Exercise requirements: Go through the listing below and show each line that has the word "文轩探花约了个高颜值风衣妹子啪啪".

★ ★ ★ ★

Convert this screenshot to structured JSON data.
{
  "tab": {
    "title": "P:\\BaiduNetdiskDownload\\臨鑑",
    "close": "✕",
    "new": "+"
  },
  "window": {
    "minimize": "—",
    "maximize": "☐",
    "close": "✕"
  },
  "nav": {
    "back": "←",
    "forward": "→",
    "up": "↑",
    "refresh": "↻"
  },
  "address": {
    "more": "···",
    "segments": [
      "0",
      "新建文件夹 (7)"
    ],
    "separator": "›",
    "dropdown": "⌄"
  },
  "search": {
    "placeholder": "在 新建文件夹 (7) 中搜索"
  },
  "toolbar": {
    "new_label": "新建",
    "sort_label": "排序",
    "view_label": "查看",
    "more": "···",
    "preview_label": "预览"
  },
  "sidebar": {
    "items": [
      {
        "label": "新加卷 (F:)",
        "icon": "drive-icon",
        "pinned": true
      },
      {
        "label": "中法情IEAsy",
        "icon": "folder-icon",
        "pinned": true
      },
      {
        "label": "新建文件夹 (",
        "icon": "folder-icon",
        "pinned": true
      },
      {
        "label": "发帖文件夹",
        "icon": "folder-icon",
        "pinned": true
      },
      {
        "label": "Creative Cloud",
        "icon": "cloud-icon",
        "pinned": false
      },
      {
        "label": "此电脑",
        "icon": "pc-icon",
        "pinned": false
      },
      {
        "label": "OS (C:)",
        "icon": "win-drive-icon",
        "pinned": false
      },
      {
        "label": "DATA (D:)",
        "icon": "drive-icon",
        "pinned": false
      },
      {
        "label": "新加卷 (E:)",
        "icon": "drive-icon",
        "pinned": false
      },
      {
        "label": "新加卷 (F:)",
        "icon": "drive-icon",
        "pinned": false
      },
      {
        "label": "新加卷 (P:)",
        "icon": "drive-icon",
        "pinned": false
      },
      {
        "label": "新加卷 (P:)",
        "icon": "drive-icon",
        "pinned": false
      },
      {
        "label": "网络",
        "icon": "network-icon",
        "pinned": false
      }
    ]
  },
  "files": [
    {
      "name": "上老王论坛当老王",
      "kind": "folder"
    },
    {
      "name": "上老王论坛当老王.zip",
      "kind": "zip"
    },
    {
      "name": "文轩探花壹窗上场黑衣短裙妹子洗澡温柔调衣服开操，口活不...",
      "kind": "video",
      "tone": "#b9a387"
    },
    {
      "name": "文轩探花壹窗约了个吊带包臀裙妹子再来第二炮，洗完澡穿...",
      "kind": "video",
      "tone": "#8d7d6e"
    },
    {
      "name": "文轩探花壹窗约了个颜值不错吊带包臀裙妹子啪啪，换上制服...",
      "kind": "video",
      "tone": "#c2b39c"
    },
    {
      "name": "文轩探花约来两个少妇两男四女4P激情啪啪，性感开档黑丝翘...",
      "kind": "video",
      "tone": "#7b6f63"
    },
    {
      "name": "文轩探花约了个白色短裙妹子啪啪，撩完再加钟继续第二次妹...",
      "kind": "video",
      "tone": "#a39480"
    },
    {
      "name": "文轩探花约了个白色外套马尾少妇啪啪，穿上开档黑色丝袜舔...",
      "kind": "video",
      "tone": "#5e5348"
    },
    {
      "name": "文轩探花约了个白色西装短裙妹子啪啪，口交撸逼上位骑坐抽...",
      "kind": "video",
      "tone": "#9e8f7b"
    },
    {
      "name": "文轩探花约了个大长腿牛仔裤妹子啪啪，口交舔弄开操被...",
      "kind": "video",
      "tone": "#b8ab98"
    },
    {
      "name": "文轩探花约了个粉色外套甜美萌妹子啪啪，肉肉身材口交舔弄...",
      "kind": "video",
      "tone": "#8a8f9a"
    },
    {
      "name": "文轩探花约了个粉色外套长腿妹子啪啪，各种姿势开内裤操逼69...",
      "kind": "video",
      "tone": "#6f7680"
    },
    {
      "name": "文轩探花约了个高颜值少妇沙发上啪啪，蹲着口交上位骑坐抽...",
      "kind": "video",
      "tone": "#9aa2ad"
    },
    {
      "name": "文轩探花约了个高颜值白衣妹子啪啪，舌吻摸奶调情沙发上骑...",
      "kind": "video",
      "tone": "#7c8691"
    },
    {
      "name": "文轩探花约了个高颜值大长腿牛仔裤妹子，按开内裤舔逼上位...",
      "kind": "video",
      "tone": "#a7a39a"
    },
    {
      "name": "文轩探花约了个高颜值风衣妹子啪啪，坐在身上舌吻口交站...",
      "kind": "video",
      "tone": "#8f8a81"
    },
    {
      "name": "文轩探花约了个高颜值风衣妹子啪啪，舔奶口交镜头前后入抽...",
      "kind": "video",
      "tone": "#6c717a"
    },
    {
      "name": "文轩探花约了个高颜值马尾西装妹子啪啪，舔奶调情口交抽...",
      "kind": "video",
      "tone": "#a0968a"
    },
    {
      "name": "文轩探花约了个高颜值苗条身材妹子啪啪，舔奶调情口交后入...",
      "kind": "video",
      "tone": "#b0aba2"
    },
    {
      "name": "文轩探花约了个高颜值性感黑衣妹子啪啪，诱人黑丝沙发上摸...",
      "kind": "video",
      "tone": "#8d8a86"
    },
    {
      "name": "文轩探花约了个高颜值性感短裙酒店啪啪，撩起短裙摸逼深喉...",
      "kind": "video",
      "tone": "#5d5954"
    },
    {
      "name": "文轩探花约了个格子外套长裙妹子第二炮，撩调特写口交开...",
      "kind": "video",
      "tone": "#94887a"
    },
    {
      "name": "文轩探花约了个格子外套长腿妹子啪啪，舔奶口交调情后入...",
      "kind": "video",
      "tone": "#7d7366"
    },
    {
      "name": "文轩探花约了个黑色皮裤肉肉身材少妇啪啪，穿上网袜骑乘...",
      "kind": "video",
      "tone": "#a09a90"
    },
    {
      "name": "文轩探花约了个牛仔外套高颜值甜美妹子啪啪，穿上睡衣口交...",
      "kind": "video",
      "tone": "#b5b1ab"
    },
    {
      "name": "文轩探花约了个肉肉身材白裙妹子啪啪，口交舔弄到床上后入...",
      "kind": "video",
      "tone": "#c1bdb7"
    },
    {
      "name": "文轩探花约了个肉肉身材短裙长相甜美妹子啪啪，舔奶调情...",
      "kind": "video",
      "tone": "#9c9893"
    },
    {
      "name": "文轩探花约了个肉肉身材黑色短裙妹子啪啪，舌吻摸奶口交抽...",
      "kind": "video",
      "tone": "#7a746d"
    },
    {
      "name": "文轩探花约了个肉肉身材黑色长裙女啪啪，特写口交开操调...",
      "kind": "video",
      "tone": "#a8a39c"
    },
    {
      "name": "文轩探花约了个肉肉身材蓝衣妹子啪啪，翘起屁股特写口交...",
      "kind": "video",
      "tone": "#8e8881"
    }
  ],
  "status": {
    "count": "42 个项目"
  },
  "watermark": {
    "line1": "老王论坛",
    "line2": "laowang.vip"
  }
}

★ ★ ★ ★

Solution to the problem:
      "name": "文轩探花约了个高颜值风衣妹子啪啪，坐在身上舌吻口交站...",
      "name": "文轩探花约了个高颜值风衣妹子啪啪，舔奶口交镜头前后入抽...",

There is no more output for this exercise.